The new recommendations will be required to be covered under the PPACA preventive care rules for plan years that start on or after 8/1/12 (1/1/13 for calendar year plans).
We have been receiving a number of questions on these new requirements. As we have reported previously, in August 2011 the Department of Health and Human Services (HHS) adopted several new preventive care guidelines for women. The new recommendations will be required to be covered under the PPACA preventive care rules for plan years that start on or after 8/1/12 (1/1/13 for calendar year plans). We have been receiving a number of questions on these new requirements.
Where can we find a list of services that must be covered?
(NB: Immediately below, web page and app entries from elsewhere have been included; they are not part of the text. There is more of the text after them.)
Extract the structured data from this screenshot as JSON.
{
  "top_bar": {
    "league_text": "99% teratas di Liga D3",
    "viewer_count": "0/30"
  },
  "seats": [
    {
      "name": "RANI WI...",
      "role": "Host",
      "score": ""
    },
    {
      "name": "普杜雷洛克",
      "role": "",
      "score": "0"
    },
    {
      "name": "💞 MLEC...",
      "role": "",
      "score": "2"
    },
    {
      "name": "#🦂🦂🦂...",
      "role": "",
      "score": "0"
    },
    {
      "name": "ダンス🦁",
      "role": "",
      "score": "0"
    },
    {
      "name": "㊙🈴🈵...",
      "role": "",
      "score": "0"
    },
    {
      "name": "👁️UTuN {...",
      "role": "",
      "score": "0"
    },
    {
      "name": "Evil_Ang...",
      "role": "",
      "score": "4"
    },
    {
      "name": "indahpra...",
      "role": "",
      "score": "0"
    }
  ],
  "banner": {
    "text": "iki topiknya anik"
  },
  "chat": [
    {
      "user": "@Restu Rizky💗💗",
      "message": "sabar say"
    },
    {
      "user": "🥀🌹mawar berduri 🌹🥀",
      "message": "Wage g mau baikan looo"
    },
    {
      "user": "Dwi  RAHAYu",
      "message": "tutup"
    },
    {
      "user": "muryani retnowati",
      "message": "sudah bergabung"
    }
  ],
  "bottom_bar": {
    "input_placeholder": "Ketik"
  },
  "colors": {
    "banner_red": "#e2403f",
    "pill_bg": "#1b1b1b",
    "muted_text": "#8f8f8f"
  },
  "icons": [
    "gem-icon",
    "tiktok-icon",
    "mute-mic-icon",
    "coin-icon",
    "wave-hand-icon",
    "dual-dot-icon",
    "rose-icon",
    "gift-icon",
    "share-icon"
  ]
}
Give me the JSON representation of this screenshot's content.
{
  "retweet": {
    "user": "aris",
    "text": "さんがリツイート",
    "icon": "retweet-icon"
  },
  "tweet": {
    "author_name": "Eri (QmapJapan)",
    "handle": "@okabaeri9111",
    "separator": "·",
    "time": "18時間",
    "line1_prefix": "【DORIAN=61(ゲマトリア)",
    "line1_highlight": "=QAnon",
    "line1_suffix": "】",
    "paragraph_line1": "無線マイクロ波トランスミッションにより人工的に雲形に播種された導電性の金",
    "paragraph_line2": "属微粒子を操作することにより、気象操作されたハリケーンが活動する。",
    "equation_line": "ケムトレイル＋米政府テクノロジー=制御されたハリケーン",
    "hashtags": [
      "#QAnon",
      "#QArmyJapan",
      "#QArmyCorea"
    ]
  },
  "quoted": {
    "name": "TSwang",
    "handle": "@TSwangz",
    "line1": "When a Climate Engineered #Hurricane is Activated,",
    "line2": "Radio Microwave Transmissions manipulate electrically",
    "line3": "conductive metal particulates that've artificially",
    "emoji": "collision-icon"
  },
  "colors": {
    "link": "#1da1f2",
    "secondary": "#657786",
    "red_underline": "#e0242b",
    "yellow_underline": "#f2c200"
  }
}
The new guidelines are based on recommendations from the Institutes of Medicine and are found at www.hrsa.gov/womensguidelines. They require coverage in a number of categories, including:
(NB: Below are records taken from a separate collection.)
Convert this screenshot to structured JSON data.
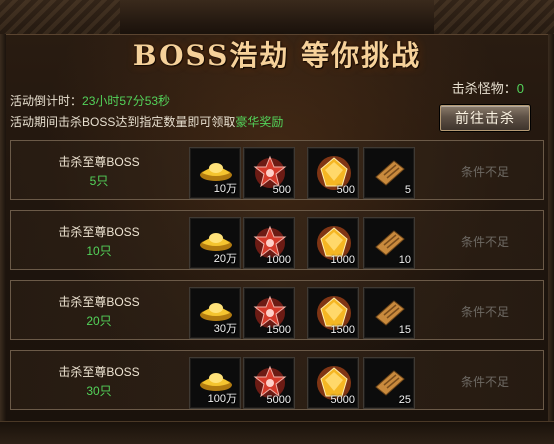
{
  "title": "BOSS浩劫 等你挑战",
  "kill_monsters": {
    "label": "击杀怪物：",
    "value": "0"
  },
  "countdown": {
    "label": "活动倒计时：",
    "value": "23小时57分53秒"
  },
  "description": {
    "text": "活动期间击杀BOSS达到指定数量即可领取",
    "highlight": "豪华奖励"
  },
  "go_button": "前往击杀",
  "rows": [
    {
      "label": "击杀至尊BOSS",
      "count": "5只",
      "rewards": {
        "gold": "10万",
        "emblem": "500",
        "gem": "500",
        "scroll": "5"
      },
      "status": "条件不足"
    },
    {
      "label": "击杀至尊BOSS",
      "count": "10只",
      "rewards": {
        "gold": "20万",
        "emblem": "1000",
        "gem": "1000",
        "scroll": "10"
      },
      "status": "条件不足"
    },
    {
      "label": "击杀至尊BOSS",
      "count": "20只",
      "rewards": {
        "gold": "30万",
        "emblem": "1500",
        "gem": "1500",
        "scroll": "15"
      },
      "status": "条件不足"
    },
    {
      "label": "击杀至尊BOSS",
      "count": "30只",
      "rewards": {
        "gold": "100万",
        "emblem": "5000",
        "gem": "5000",
        "scroll": "25"
      },
      "status": "条件不足"
    }
  ],
  "icons": {
    "gold": "gold-ingot-icon",
    "emblem": "red-emblem-icon",
    "gem": "gold-gem-icon",
    "scroll": "scroll-icon"
  },
  "colors": {
    "highlight_green": "#53d35a",
    "title_gold": "#f6d19a",
    "muted_status": "#6e6a64"
  }
}
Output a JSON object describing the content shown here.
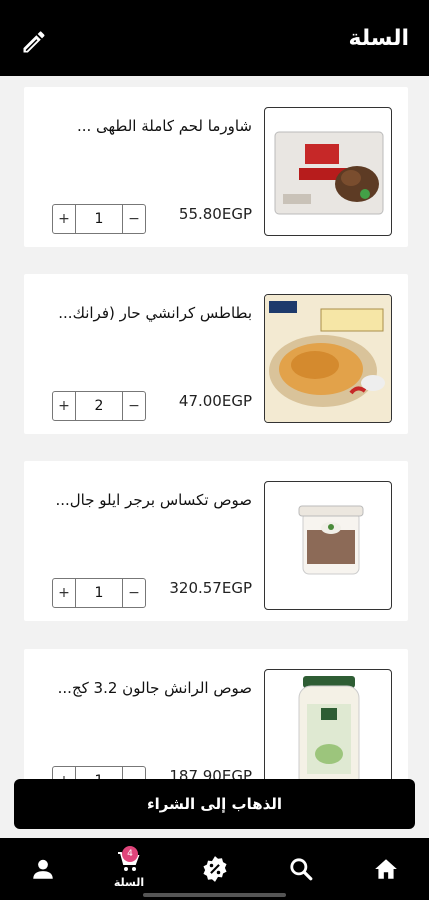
{
  "header": {
    "title": "السلة"
  },
  "items": [
    {
      "name": "شاورما لحم كاملة الطهى ...",
      "price": "55.80EGP",
      "qty": "1",
      "minus": "−",
      "plus": "+"
    },
    {
      "name": "بطاطس كرانشي حار (فرانك...",
      "price": "47.00EGP",
      "qty": "2",
      "minus": "−",
      "plus": "+"
    },
    {
      "name": "صوص تكساس برجر ايلو جال...",
      "price": "320.57EGP",
      "qty": "1",
      "minus": "−",
      "plus": "+"
    },
    {
      "name": "صوص الرانش جالون 3.2 كج...",
      "price": "187.90EGP",
      "qty": "1",
      "minus": "−",
      "plus": "+"
    }
  ],
  "checkout": {
    "label": "الذهاب إلى الشراء"
  },
  "nav": {
    "cart_label": "السلة",
    "cart_count": "4"
  },
  "colors": {
    "background": "#f2f2f2",
    "header": "#000000",
    "badge": "#e0457b"
  }
}
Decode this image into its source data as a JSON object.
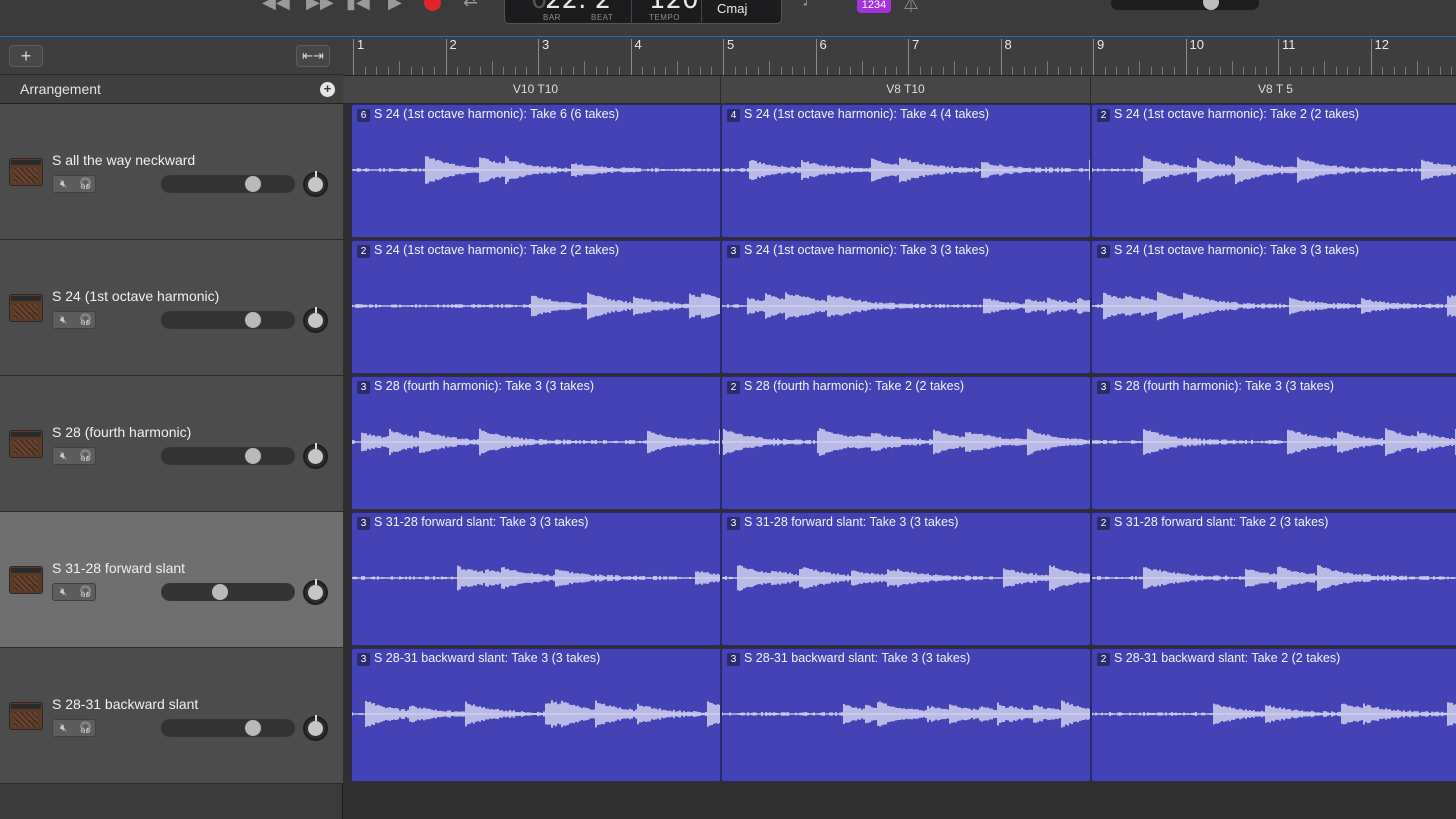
{
  "transport": {
    "icons": [
      "rewind-icon",
      "fast-forward-icon",
      "skip-back-icon",
      "play-icon",
      "record-icon",
      "cycle-icon"
    ],
    "lcd": {
      "position": "22. 2",
      "bar_label": "BAR",
      "beat_label": "BEAT",
      "tempo": "120",
      "tempo_label": "TEMPO",
      "key": "Cmaj"
    },
    "count_in_badge": "1234"
  },
  "header": {
    "add_track_symbol": "+",
    "arrangement_label": "Arrangement",
    "arrangement_add_symbol": "+"
  },
  "ruler": {
    "bars": [
      "1",
      "2",
      "3",
      "4",
      "5",
      "6",
      "7",
      "8",
      "9",
      "10",
      "11",
      "12"
    ]
  },
  "arrangement_markers": [
    "V10 T10",
    "V8 T10",
    "V8 T 5"
  ],
  "tracks": [
    {
      "name": "S all the way neckward",
      "volume": 0.72,
      "selected": false,
      "regions": [
        {
          "takes": "6",
          "title": "S 24 (1st octave harmonic): Take 6 (6 takes)"
        },
        {
          "takes": "4",
          "title": "S 24 (1st octave harmonic): Take 4 (4 takes)"
        },
        {
          "takes": "2",
          "title": "S 24 (1st octave harmonic): Take 2 (2 takes)"
        }
      ]
    },
    {
      "name": "S 24 (1st octave harmonic)",
      "volume": 0.72,
      "selected": false,
      "regions": [
        {
          "takes": "2",
          "title": "S 24 (1st octave harmonic): Take 2 (2 takes)"
        },
        {
          "takes": "3",
          "title": "S 24 (1st octave harmonic): Take 3 (3 takes)"
        },
        {
          "takes": "3",
          "title": "S 24 (1st octave harmonic): Take 3 (3 takes)"
        }
      ]
    },
    {
      "name": "S 28 (fourth harmonic)",
      "volume": 0.72,
      "selected": false,
      "regions": [
        {
          "takes": "3",
          "title": "S 28 (fourth harmonic): Take 3 (3 takes)"
        },
        {
          "takes": "2",
          "title": "S 28 (fourth harmonic): Take 2 (2 takes)"
        },
        {
          "takes": "3",
          "title": "S 28 (fourth harmonic): Take 3 (3 takes)"
        }
      ]
    },
    {
      "name": "S 31-28 forward slant",
      "volume": 0.44,
      "selected": true,
      "regions": [
        {
          "takes": "3",
          "title": "S 31-28 forward slant: Take 3 (3 takes)"
        },
        {
          "takes": "3",
          "title": "S 31-28 forward slant: Take 3 (3 takes)"
        },
        {
          "takes": "2",
          "title": "S 31-28 forward slant: Take 2 (3 takes)"
        }
      ]
    },
    {
      "name": "S 28-31 backward slant",
      "volume": 0.72,
      "selected": false,
      "regions": [
        {
          "takes": "3",
          "title": "S 28-31 backward slant: Take 3 (3 takes)"
        },
        {
          "takes": "3",
          "title": "S 28-31 backward slant: Take 3 (3 takes)"
        },
        {
          "takes": "2",
          "title": "S 28-31 backward slant: Take 2 (2 takes)"
        }
      ]
    }
  ],
  "colors": {
    "region": "#4343b5",
    "waveform": "#d8d8f2",
    "record": "#e0242a",
    "accent": "#1f6fb7"
  }
}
Screening for gestational diabetes;
Counseling for STD infections;
Counseling and screening for HIV;
Contraceptive methods and counseling (with an exemption for certain religious employers);
Breastfeeding support, supplies, and counseling; and
Screening and counseling for interpersonal and domestic violence.
Must a plan cover these services at 100%?
Under PPACA’s preventive care rules, group health plans and individual and group health insurance policies must cover recommended preventive care services adopted by the Secretary (including the new guidelines) at 100% with no cost-sharing. The plan can require that enrollees go in-network in order for services to be covered at 100%. The plan also can establish “reasonable medical management techniques” to determine the frequency, method, or setting for an item or service to be covered at 100%, unless otherwise specified in the recommendations.
What contraceptives must a plan cover? The new guidelines require a plan to cover "all FDA-approved contraceptive methods." FDA-approved contraceptives include prescription drugs, such as birth control pills, as well as over-the-counter items such as condoms, spermicides, and the “morning after” pill.